### Task objective:
A verbatim copy of the records below, pictures omitted, is the task.

### Data shown:
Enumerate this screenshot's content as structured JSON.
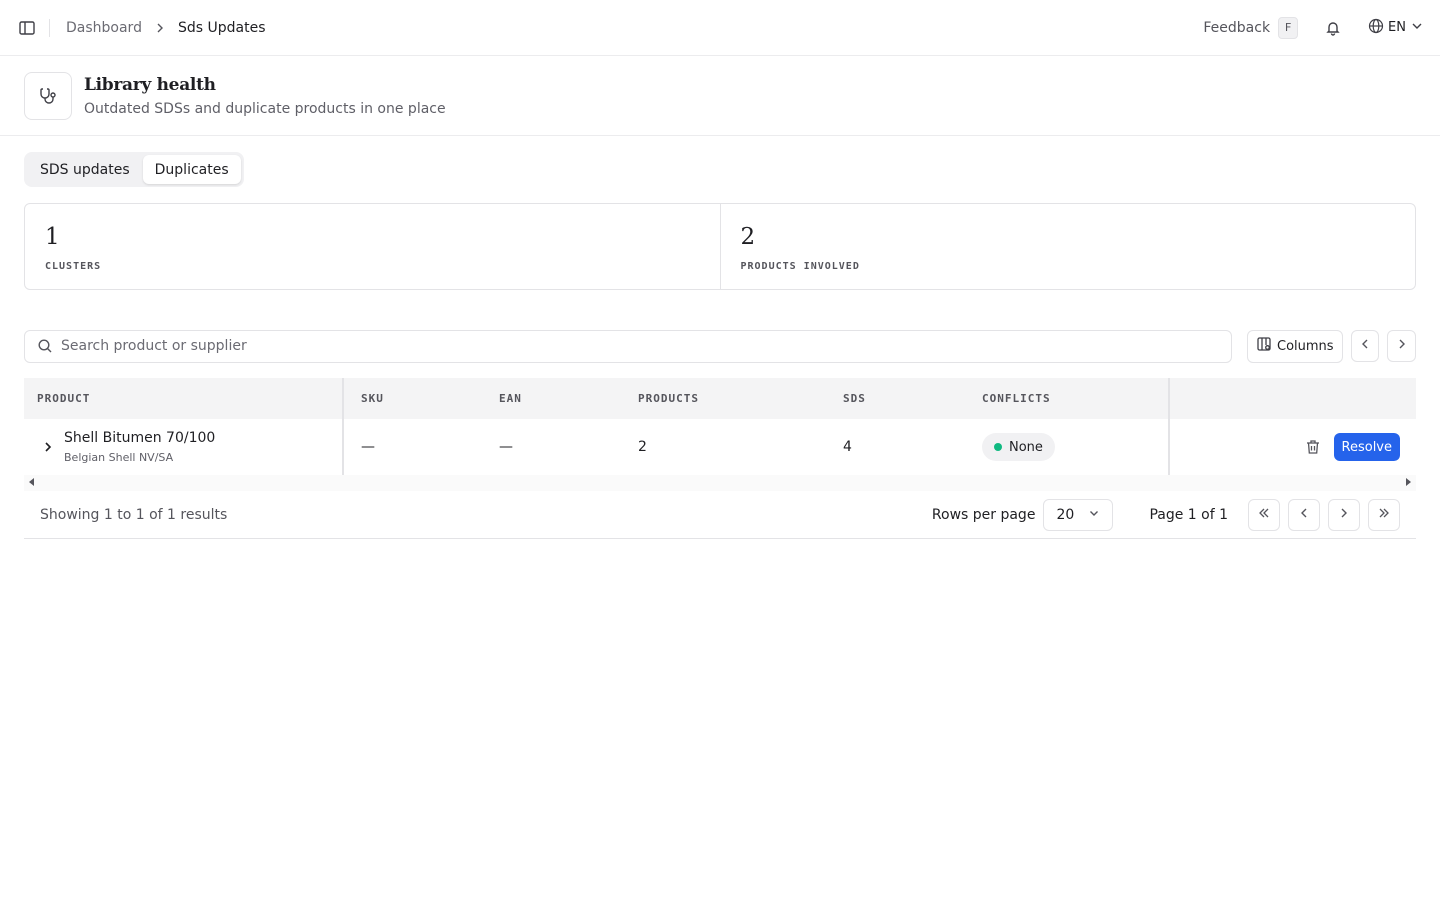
{
  "topbar": {
    "breadcrumb": [
      "Dashboard",
      "Sds Updates"
    ],
    "feedback_label": "Feedback",
    "feedback_shortcut": "F",
    "language": "EN"
  },
  "header": {
    "title": "Library health",
    "subtitle": "Outdated SDSs and duplicate products in one place",
    "icon": "stethoscope-icon"
  },
  "tabs": [
    {
      "label": "SDS updates",
      "active": false
    },
    {
      "label": "Duplicates",
      "active": true
    }
  ],
  "stats": [
    {
      "value": "1",
      "label": "CLUSTERS"
    },
    {
      "value": "2",
      "label": "PRODUCTS INVOLVED"
    }
  ],
  "search": {
    "placeholder": "Search product or supplier"
  },
  "toolbar": {
    "columns_label": "Columns"
  },
  "table": {
    "columns": [
      "PRODUCT",
      "SKU",
      "EAN",
      "PRODUCTS",
      "SDS",
      "CONFLICTS"
    ],
    "rows": [
      {
        "product": "Shell Bitumen 70/100",
        "supplier": "Belgian Shell NV/SA",
        "sku": "—",
        "ean": "—",
        "products": "2",
        "sds": "4",
        "conflicts": "None",
        "conflicts_color": "#10b981",
        "action_label": "Resolve"
      }
    ]
  },
  "footer": {
    "showing": "Showing 1 to 1 of 1 results",
    "rows_per_page_label": "Rows per page",
    "rows_per_page": "20",
    "page_info": "Page 1 of 1"
  },
  "colors": {
    "accent": "#2563eb",
    "success": "#10b981"
  }
}
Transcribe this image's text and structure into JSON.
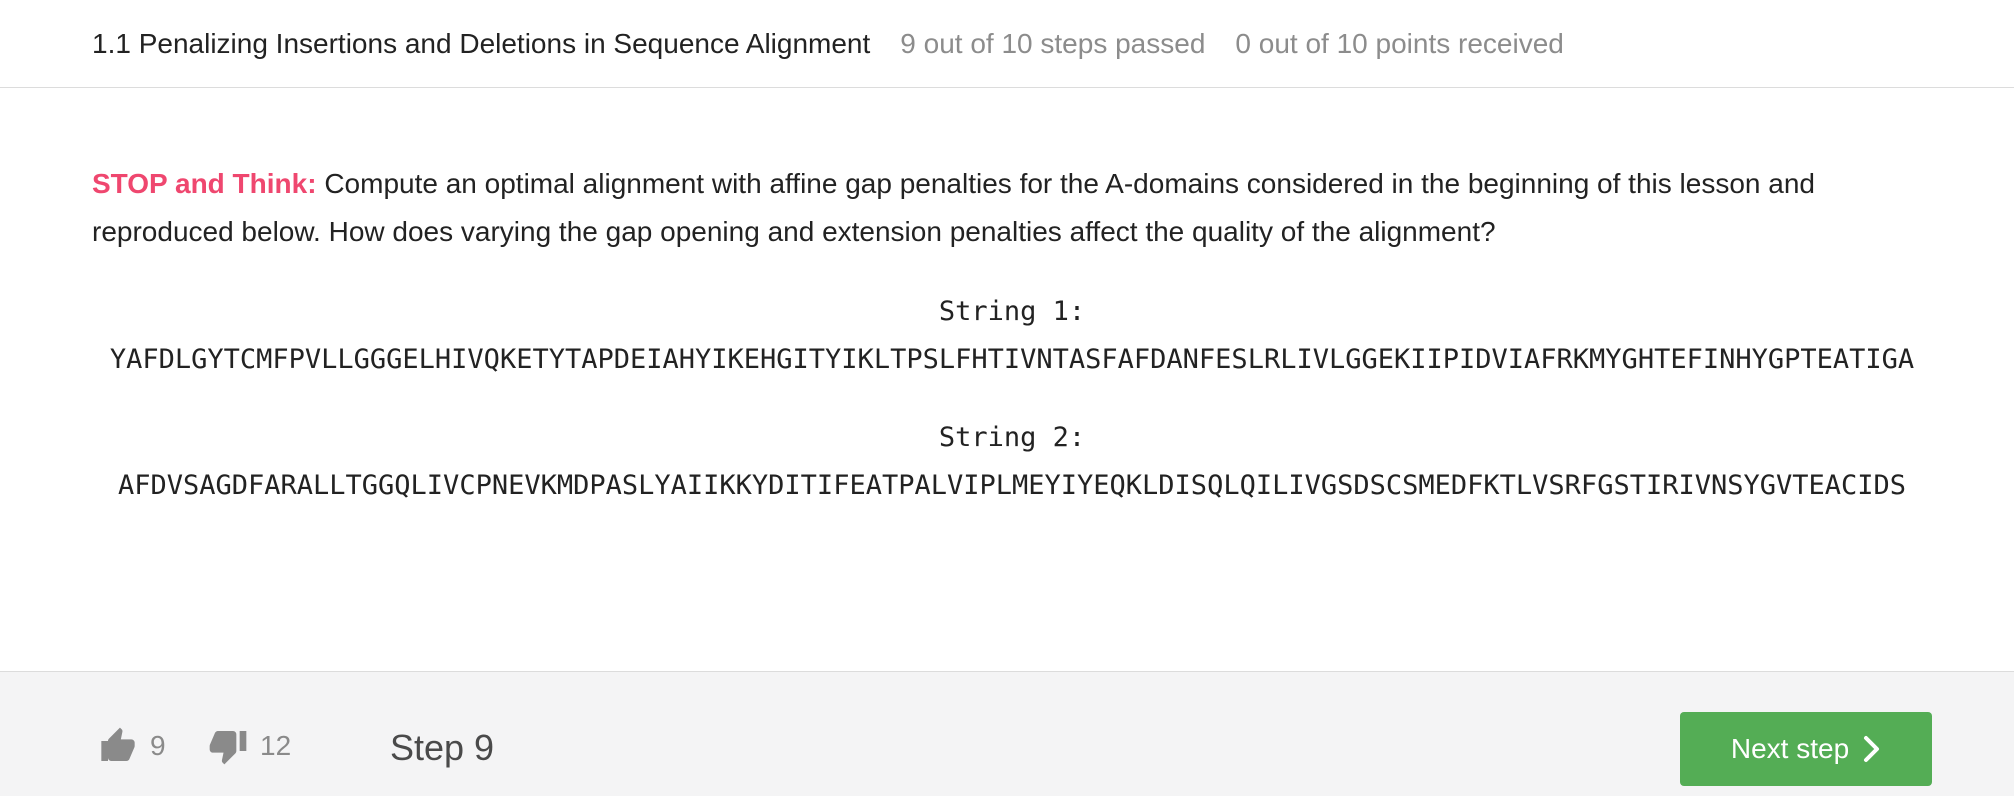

### Answer to the exercise:
Enumerate this screenshot's content as structured JSON.
{
  "topbar": {
    "breadcrumb": [
      "Dashboard",
      "Sds Updates"
    ],
    "feedback_label": "Feedback",
    "feedback_shortcut": "F",
    "language": "EN"
  },
  "header": {
    "title": "Library health",
    "subtitle": "Outdated SDSs and duplicate products in one place",
    "icon": "stethoscope-icon"
  },
  "tabs": [
    {
      "label": "SDS updates",
      "active": false
    },
    {
      "label": "Duplicates",
      "active": true
    }
  ],
  "stats": [
    {
      "value": "1",
      "label": "CLUSTERS"
    },
    {
      "value": "2",
      "label": "PRODUCTS INVOLVED"
    }
  ],
  "search": {
    "placeholder": "Search product or supplier"
  },
  "toolbar": {
    "columns_label": "Columns"
  },
  "table": {
    "columns": [
      "PRODUCT",
      "SKU",
      "EAN",
      "PRODUCTS",
      "SDS",
      "CONFLICTS"
    ],
    "rows": [
      {
        "product": "Shell Bitumen 70/100",
        "supplier": "Belgian Shell NV/SA",
        "sku": "—",
        "ean": "—",
        "products": "2",
        "sds": "4",
        "conflicts": "None",
        "conflicts_color": "#10b981",
        "action_label": "Resolve"
      }
    ]
  },
  "footer": {
    "showing": "Showing 1 to 1 of 1 results",
    "rows_per_page_label": "Rows per page",
    "rows_per_page": "20",
    "page_info": "Page 1 of 1"
  },
  "colors": {
    "accent": "#2563eb",
    "success": "#10b981"
  }
}
Transcribe this image's text and structure into JSON.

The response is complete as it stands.